• Task brief
Line by line, reproduce the records exactly.

Given entries Block Start

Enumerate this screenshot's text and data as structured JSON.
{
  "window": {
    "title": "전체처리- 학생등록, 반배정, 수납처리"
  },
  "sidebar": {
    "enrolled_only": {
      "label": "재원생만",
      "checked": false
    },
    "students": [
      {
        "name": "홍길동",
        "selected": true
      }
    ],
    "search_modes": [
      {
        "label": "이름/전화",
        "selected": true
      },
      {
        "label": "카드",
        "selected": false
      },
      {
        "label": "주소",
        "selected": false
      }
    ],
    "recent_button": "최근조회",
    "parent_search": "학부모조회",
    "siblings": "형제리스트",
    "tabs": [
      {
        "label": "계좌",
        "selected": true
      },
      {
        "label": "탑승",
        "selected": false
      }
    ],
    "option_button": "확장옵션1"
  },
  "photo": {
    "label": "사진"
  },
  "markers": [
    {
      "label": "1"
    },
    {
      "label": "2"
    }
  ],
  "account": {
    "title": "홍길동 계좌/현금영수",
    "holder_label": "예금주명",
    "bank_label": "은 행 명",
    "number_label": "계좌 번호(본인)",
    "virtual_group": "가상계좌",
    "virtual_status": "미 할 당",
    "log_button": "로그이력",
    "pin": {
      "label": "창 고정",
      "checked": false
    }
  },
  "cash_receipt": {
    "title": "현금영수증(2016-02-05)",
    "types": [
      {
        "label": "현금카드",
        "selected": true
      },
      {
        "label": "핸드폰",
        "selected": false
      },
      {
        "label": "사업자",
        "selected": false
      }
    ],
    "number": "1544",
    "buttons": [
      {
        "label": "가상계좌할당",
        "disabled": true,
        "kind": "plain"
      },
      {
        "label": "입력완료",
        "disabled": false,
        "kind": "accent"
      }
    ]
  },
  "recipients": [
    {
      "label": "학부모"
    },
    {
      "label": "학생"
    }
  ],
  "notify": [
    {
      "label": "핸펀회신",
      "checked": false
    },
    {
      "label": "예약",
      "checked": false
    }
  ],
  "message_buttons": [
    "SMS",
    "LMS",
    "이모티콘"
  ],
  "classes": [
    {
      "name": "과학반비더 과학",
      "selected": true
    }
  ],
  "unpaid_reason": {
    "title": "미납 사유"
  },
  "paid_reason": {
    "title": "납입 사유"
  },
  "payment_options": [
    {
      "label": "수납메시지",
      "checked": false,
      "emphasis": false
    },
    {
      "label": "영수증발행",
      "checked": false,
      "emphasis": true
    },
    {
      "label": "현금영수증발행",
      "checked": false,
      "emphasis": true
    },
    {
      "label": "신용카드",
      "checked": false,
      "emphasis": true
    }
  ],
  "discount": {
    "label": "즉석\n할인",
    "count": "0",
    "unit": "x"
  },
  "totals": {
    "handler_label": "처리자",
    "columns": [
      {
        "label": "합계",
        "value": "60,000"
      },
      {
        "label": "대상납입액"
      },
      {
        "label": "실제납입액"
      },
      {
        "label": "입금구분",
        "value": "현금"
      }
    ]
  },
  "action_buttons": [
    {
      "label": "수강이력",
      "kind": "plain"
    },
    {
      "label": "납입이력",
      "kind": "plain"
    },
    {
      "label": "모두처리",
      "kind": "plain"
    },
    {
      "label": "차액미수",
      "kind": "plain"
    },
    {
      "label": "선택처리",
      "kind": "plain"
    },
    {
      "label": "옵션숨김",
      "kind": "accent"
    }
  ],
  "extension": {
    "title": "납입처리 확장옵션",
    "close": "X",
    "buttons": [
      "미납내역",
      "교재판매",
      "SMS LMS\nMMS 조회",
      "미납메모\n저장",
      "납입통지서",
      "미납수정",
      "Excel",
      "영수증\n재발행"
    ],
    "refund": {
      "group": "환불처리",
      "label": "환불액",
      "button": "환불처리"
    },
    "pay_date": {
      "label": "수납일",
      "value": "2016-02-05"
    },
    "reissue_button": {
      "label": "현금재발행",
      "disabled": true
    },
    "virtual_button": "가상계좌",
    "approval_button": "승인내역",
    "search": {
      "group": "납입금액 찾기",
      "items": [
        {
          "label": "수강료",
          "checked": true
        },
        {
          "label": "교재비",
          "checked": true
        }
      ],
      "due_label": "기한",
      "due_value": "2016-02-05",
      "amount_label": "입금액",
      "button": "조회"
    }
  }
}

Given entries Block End

• Response area
Enumerate this screenshot's text and data as structured JSON.
{
  "window": {
    "title": "전체처리- 학생등록, 반배정, 수납처리"
  },
  "sidebar": {
    "enrolled_only": {
      "label": "재원생만",
      "checked": false
    },
    "students": [
      {
        "name": "홍길동",
        "selected": true
      }
    ],
    "search_modes": [
      {
        "label": "이름/전화",
        "selected": true
      },
      {
        "label": "카드",
        "selected": false
      },
      {
        "label": "주소",
        "selected": false
      }
    ],
    "recent_button": "최근조회",
    "parent_search": "학부모조회",
    "siblings": "형제리스트",
    "tabs": [
      {
        "label": "계좌",
        "selected": true
      },
      {
        "label": "탑승",
        "selected": false
      }
    ],
    "option_button": "확장옵션1"
  },
  "photo": {
    "label": "사진"
  },
  "markers": [
    {
      "label": "1"
    },
    {
      "label": "2"
    }
  ],
  "account": {
    "title": "홍길동 계좌/현금영수",
    "holder_label": "예금주명",
    "bank_label": "은 행 명",
    "number_label": "계좌 번호(본인)",
    "virtual_group": "가상계좌",
    "virtual_status": "미 할 당",
    "log_button": "로그이력",
    "pin": {
      "label": "창 고정",
      "checked": false
    }
  },
  "cash_receipt": {
    "title": "현금영수증(2016-02-05)",
    "types": [
      {
        "label": "현금카드",
        "selected": true
      },
      {
        "label": "핸드폰",
        "selected": false
      },
      {
        "label": "사업자",
        "selected": false
      }
    ],
    "number": "1544",
    "buttons": [
      {
        "label": "가상계좌할당",
        "disabled": true,
        "kind": "plain"
      },
      {
        "label": "입력완료",
        "disabled": false,
        "kind": "accent"
      }
    ]
  },
  "recipients": [
    {
      "label": "학부모"
    },
    {
      "label": "학생"
    }
  ],
  "notify": [
    {
      "label": "핸펀회신",
      "checked": false
    },
    {
      "label": "예약",
      "checked": false
    }
  ],
  "message_buttons": [
    "SMS",
    "LMS",
    "이모티콘"
  ],
  "classes": [
    {
      "name": "과학반비더 과학",
      "selected": true
    }
  ],
  "unpaid_reason": {
    "title": "미납 사유"
  },
  "paid_reason": {
    "title": "납입 사유"
  },
  "payment_options": [
    {
      "label": "수납메시지",
      "checked": false,
      "emphasis": false
    },
    {
      "label": "영수증발행",
      "checked": false,
      "emphasis": true
    },
    {
      "label": "현금영수증발행",
      "checked": false,
      "emphasis": true
    },
    {
      "label": "신용카드",
      "checked": false,
      "emphasis": true
    }
  ],
  "discount": {
    "label": "즉석\n할인",
    "count": "0",
    "unit": "x"
  },
  "totals": {
    "handler_label": "처리자",
    "columns": [
      {
        "label": "합계",
        "value": "60,000"
      },
      {
        "label": "대상납입액"
      },
      {
        "label": "실제납입액"
      },
      {
        "label": "입금구분",
        "value": "현금"
      }
    ]
  },
  "action_buttons": [
    {
      "label": "수강이력",
      "kind": "plain"
    },
    {
      "label": "납입이력",
      "kind": "plain"
    },
    {
      "label": "모두처리",
      "kind": "plain"
    },
    {
      "label": "차액미수",
      "kind": "plain"
    },
    {
      "label": "선택처리",
      "kind": "plain"
    },
    {
      "label": "옵션숨김",
      "kind": "accent"
    }
  ],
  "extension": {
    "title": "납입처리 확장옵션",
    "close": "X",
    "buttons": [
      "미납내역",
      "교재판매",
      "SMS LMS\nMMS 조회",
      "미납메모\n저장",
      "납입통지서",
      "미납수정",
      "Excel",
      "영수증\n재발행"
    ],
    "refund": {
      "group": "환불처리",
      "label": "환불액",
      "button": "환불처리"
    },
    "pay_date": {
      "label": "수납일",
      "value": "2016-02-05"
    },
    "reissue_button": {
      "label": "현금재발행",
      "disabled": true
    },
    "virtual_button": "가상계좌",
    "approval_button": "승인내역",
    "search": {
      "group": "납입금액 찾기",
      "items": [
        {
          "label": "수강료",
          "checked": true
        },
        {
          "label": "교재비",
          "checked": true
        }
      ],
      "due_label": "기한",
      "due_value": "2016-02-05",
      "amount_label": "입금액",
      "button": "조회"
    }
  }
}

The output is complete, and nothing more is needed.